The Hindu, as part of its Women's day celebration collaborated with the city's art galleries to present a series of exhibitions by women artists. While this initiative was an opportunity to see the works of many artists, including 'male artists' (incidentally, a term that is seldom used), who engage with the 'feminine' in their works would have made the exhibition narrative more layered.
Gallery Sri Parvati presented Paint and Perspectives- Women and their work, an exhibition by women artists most of whom were from Chennai and nearby regions. Though the exhibition consisted of a mix of figurative and abstract works, a large percentage of the works were abstract. Vipta Kapadia's works consisted of finely textured abstract canvases painted in sober greys and greens. In contrast were Gita's vibrant yet soothing semi-abstracts inspired by music and dance where the warm colours coupled with the blurred edges of the form created the weathered feel of an ancient mural. Kirti Chandak's After Head Bath made interesting use of the circular frame to evoke the swirling effect of hair when submerged in water. Water was an element that was also used by Razia Tony and Premalatha Seshadri, where the former created a meditative feel by representing a Buddha face amidst a pool of lotuses while the latter divided the canvas into square areas filled with the wavy lines of water. One of the only sculptures featured in the show was Nupur Chatterjee's work of a girl reading a book with a pot of stones and a crow next to it. While an interesting dialogue was created between the expectant crow perhaps waiting for the water in the pot to rise up, as it does in the well-known children's story and the girl unaware of its presence, the only note of discord was the multicoloured earrings and chains that were strewn near the girl's feet. The other artists who exhibited in the show were Sharmila Mohandas, Bharati Singh, Kavita Prasad etc.

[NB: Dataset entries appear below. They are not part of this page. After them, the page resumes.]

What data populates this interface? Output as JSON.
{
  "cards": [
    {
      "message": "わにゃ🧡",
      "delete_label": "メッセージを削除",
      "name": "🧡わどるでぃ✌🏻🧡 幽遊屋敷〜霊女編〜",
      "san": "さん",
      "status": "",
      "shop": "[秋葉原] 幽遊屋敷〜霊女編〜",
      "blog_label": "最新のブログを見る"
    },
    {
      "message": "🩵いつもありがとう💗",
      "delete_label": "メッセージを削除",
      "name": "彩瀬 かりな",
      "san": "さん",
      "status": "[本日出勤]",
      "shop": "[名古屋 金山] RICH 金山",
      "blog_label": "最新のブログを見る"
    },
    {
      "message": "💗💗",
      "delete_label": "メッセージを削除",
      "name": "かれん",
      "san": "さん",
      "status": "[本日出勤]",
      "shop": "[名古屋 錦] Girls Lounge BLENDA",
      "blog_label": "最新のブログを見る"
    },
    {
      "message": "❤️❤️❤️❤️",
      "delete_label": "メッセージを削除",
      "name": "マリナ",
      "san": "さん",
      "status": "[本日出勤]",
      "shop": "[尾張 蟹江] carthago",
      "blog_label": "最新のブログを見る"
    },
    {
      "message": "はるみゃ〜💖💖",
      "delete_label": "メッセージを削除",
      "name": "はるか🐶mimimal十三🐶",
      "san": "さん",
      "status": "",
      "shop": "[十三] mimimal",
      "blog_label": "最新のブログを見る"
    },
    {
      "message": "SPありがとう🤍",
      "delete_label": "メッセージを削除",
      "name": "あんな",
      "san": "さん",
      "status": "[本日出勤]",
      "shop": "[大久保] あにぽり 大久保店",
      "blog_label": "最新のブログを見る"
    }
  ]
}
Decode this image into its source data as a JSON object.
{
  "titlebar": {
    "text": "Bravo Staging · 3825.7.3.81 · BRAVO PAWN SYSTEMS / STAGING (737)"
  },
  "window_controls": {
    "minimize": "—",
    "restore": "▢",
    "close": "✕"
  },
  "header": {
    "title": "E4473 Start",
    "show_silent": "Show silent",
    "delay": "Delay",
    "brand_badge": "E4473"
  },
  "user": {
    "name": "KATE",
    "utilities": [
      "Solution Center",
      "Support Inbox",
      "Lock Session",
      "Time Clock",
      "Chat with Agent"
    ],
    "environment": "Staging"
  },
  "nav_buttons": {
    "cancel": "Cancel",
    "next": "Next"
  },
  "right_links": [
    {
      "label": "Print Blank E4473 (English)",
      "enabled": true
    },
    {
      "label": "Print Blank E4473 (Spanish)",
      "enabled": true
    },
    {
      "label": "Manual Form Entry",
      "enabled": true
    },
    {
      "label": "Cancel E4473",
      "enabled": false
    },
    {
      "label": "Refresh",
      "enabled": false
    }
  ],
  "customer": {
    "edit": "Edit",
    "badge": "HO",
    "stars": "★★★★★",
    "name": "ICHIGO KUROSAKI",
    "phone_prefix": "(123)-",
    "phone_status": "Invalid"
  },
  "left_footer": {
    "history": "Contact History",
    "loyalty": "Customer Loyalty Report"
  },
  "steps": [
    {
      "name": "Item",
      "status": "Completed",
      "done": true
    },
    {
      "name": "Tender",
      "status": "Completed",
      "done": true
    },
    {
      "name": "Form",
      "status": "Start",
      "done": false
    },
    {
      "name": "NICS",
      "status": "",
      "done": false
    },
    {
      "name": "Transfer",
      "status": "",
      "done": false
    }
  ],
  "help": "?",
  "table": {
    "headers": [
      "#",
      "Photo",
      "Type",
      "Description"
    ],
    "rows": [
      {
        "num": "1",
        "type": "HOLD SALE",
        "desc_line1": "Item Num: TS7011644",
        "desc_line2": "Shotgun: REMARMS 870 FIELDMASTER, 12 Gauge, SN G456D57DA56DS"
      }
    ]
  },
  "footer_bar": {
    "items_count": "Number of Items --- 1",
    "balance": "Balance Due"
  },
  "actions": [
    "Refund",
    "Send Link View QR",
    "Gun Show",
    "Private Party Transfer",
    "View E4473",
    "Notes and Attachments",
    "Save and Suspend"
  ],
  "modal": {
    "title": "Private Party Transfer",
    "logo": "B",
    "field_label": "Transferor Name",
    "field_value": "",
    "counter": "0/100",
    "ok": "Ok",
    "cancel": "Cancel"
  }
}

Gallery Sumukha presented the works of Parvathi Nayar, Priti Vadakkath, Jaishri Abichandani, Sanjana, Vidya Kamat, Lakshmi Srinath etc as part of its Women's day celebration. Priti Vadakkath's large watercolours of people behind barbed fences created a sense of fragility with the barbed wires cutting across the thin wash of paint to create a boundary between 'them' and 'us' and also between the image and the viewer. Parvathi Nayar's graphite works revealed a sensitive handling of the medium where the unbelievably fine textures she created complemented the 'otherworldly' planets that she depicted. Vidya Kamat's work consisted of skulls arranged in spirals and circular designs that looked like close-ups of organic forms thus speaking of regeneration.
Lalit Kala Akademi presented Gender Bender, an exhibition featuring the works of women artists from across the country. The concerns that these artists explored was varied ranging from political to personal narratives. Prakrit Arts presented Kamalini an exhibition in which works by Manisha Raju, Seema Kohli, Arpana Caur, Rini Dhumal etc was presented.
Image courtesy: Rekha VIjayshankar